*** Opening The data ***

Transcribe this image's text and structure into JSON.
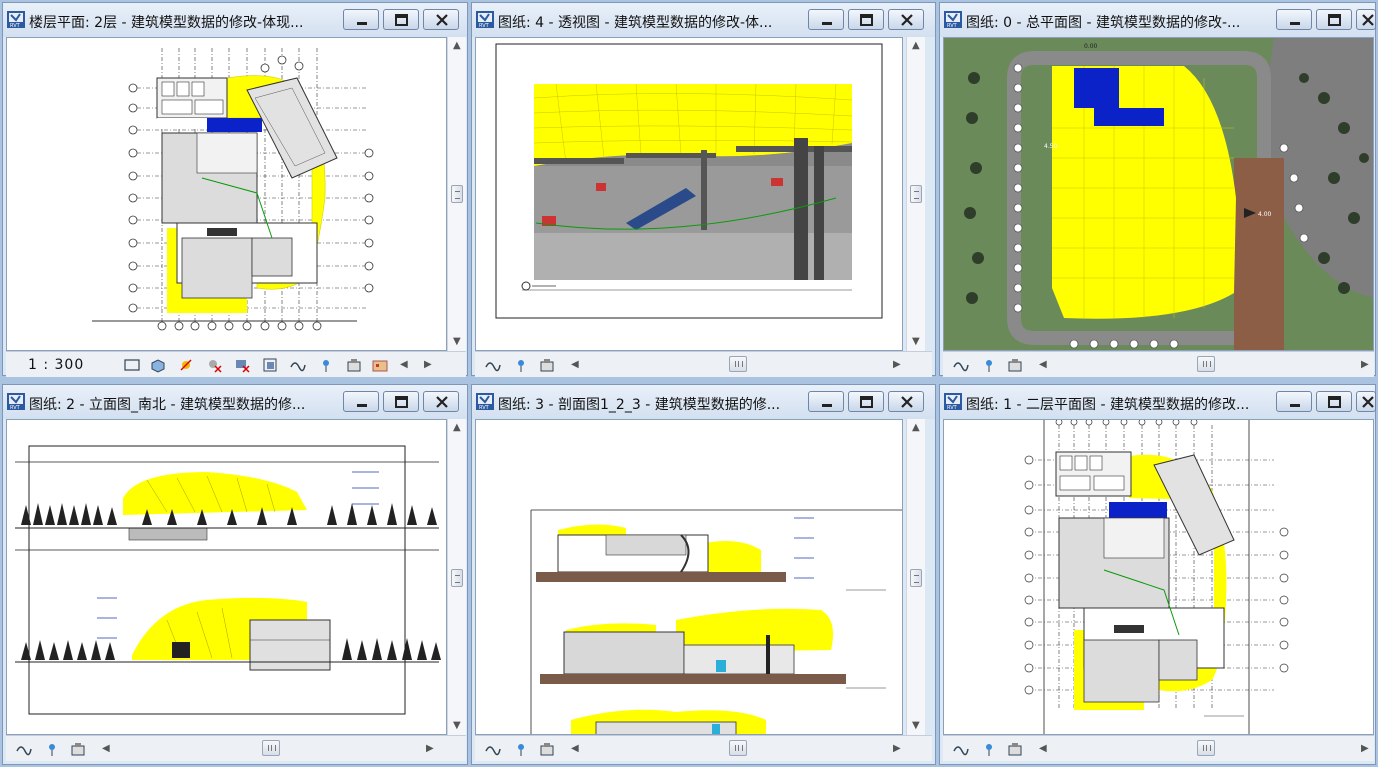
{
  "windows": [
    {
      "id": "w1",
      "title": "楼层平面: 2层 - 建筑模型数据的修改-体现...",
      "scale": "1 : 300"
    },
    {
      "id": "w2",
      "title": "图纸: 4 - 透视图 - 建筑模型数据的修改-体..."
    },
    {
      "id": "w3",
      "title": "图纸: 0 - 总平面图 - 建筑模型数据的修改-..."
    },
    {
      "id": "w4",
      "title": "图纸: 2 - 立面图_南北 - 建筑模型数据的修..."
    },
    {
      "id": "w5",
      "title": "图纸: 3 - 剖面图1_2_3 - 建筑模型数据的修..."
    },
    {
      "id": "w6",
      "title": "图纸: 1 - 二层平面图 - 建筑模型数据的修改..."
    }
  ],
  "icons": {
    "app": "revit-rvt-icon",
    "minimize": "minimize-icon",
    "maximize": "maximize-icon",
    "close": "close-icon",
    "view_toolbar": [
      "detail-level-icon",
      "visual-style-icon",
      "sun-path-icon",
      "shadows-icon",
      "crop-view-icon",
      "show-crop-icon",
      "temporary-hide-icon",
      "reveal-hidden-icon",
      "analytical-model-icon"
    ],
    "sheet_toolbar": [
      "steering-wheel-icon",
      "render-icon",
      "display-icon"
    ]
  },
  "colors": {
    "window_frame": "#dde8f5",
    "highlight_yellow": "#ffff00",
    "selection_blue": "#0a22c8",
    "site_green": "#6a8a5a",
    "terrain_brown": "#8b5e45"
  }
}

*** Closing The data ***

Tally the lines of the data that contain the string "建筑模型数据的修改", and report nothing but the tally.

4